Dave Van Horn has always presided over the Arkansas baseball program with such a steely confidence that it was not at all surprising to see his facial expression barely change in the Razorback dugout on Tuesday night as Oregon State looked to build an early lead against his Hogs.

Blaine Knight was looking reasonably sharp, but in the second inning, he surrendered a stinging double to Beavers slugger Trevor Larnach, then an infield hit and a soft single to center made it 1-0 for the alleged betting-line favorites. Arkansas couldn’t do much offensively against the Beavers’ embattled southpaw ace, Luke Heimlich, for the first four innings.


Historians will later debate the significance of what transpired in the bottom half of the fourth and the ensuing top half of the fifth, but here’s the rub: thanks to another Larnach double, which was really a lazy flyball to left that Heston Kjerstad simply couldn’t locate in the sun, and a well-struck single by catcher Adley Rutschman, OSU was in serious business with none out. The normally unflappable Knight did what he customarily does, and coaxed a potential double-play groundout that would have ostensibly put the Beavers ahead 2-0 at the expense of two quick outs. But the Hogs weren’t able to crisply make the play and it all appeared to be a function of Rutschman breaking up the double play.

Trouble is, he did so illegally. Rutschman never slid, and instead, he opted to essentially cruise inside the baseline in a half-crouch jog, which was indisputably a breach of the rules. Jax Biggers couldn’t get a clean throw back to first for the second out, and the umpires were rather conclusive in the determination that Rutschman interfered. That sent Larnach back to third, taking the Oregon State run off the board, and Knight capped off the inning by fanning Michael Gretler on a full count.

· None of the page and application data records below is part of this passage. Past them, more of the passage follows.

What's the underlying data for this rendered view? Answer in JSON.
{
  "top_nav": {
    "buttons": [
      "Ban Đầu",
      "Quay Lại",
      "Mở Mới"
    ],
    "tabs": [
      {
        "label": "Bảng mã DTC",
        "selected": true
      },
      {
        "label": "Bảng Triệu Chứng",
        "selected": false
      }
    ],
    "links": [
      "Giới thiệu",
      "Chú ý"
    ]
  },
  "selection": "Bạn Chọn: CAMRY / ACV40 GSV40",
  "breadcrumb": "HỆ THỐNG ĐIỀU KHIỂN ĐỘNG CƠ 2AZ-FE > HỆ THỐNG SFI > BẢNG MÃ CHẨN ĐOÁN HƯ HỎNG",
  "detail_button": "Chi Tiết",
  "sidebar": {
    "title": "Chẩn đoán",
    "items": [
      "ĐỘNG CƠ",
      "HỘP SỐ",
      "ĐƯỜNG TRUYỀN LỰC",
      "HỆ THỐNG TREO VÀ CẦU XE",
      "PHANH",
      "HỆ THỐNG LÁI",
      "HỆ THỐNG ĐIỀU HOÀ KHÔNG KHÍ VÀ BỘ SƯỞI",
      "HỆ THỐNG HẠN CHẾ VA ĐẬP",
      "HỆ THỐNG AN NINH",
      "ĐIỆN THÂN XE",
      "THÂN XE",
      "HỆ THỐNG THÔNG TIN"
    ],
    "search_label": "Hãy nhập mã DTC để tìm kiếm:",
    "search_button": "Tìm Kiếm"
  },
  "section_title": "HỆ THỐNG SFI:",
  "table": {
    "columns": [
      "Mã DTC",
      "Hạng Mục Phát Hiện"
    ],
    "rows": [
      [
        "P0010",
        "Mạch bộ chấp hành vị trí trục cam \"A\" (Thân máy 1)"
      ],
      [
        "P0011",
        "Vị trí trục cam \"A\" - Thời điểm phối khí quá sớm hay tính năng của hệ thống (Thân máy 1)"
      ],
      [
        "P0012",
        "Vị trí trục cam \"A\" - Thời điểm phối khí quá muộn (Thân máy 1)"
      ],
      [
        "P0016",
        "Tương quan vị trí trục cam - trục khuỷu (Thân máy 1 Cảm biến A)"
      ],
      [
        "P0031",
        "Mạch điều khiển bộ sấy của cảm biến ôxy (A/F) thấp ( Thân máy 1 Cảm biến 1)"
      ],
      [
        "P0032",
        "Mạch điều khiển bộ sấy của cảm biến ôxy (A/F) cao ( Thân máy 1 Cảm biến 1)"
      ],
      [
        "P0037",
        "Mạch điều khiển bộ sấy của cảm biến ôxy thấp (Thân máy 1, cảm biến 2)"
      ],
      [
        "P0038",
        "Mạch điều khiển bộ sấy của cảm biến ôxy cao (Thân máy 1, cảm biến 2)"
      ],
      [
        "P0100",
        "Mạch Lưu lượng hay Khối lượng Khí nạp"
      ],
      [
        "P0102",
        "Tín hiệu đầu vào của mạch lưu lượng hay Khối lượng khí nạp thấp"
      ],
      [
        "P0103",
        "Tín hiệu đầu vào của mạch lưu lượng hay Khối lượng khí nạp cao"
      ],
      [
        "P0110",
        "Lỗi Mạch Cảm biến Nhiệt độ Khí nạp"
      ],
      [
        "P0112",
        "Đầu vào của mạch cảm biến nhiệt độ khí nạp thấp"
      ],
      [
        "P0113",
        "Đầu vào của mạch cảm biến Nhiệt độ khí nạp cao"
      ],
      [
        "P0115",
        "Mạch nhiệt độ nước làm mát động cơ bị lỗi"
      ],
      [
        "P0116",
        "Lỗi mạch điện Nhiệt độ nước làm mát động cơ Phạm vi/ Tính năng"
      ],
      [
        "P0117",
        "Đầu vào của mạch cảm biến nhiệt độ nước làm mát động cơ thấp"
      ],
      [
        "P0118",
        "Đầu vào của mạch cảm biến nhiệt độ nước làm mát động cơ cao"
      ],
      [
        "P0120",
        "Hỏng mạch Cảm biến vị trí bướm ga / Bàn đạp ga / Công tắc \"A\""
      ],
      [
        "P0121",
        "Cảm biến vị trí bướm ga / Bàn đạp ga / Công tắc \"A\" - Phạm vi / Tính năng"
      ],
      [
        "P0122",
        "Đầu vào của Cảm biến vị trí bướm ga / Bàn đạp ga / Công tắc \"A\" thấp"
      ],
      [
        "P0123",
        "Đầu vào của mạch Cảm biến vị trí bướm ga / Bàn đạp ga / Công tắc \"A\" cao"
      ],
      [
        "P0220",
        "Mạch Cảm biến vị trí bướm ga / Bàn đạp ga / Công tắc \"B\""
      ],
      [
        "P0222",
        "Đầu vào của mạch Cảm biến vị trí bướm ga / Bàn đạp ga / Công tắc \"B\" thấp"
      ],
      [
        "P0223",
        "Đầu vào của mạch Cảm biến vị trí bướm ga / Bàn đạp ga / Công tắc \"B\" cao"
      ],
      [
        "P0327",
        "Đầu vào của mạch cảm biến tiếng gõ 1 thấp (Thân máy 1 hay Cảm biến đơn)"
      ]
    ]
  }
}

It was the last real threat for Oregon State’s vaunted offense, and it buoyed the Hog lineup in the fifth, though mostly it was an unraveling by the Beavers that triggered the decisive rally. Heimlich lost command of his usually precise fastball almost immediately, and Grant Koch made him pay for a one-out walk by driving home Carson Shaddy with the tying run. Two hit batsmen and an error by the dependable Nick Madrigal made it evident that the Beavers were totally taken off track by Rutschman’s running gaffe, and Heimlich was gone after throwing 86 pitches over only 4.1 innings. Kjerstad drew a bases-loaded walk to cap off the inning and, oddly enough, the entire scoring for the night.

Knight was bolstered enough by his team’s rally that he fired a salty fifth and sixth without allowing additional damage, then he turned it over to his trusted bullpen mates. Barrett Loseke threw two shutout innings and Matt Cronin locked up his 14th save by putting away three batters in an economic 15 pitches. The Beavers, having crushed the ball to the tune of 48 runs over five prior games in Omaha, were muted over the final seven innings. Despite ultimately outhitting the Hogs, 9-5, the Beavers were incapable of stringing together any hits after the first few innings, and Arkansas once again did all the little things well: save for Kjerstad’s sun-affected misplay, the Hogs were clean in the field, and despite striking out 16 times, they also drew seven walks and the upperclassmen in particular worked deep counts. In a worst-case scenario for Arkansas, if the Hogs lose tonight with trusted lefty Kacey Murphy on the mount, they still have a fresher pen generally as Heimlich’s relief, Christian Chamberlain, was terrific (11 Ks of the 14 outs he recorded) but also completely used up for the duration of the finals.


The Hogs sit on the precipice of greatness heretofore unseen in decades of competitive varsity baseball. The opportunity to reach that ultimate apex is tonight and Omaha will again be overtaken by a sea of cardinal, which is precisely the sort of atmosphere that the Razorbacks have parlayed to excellence in 2018.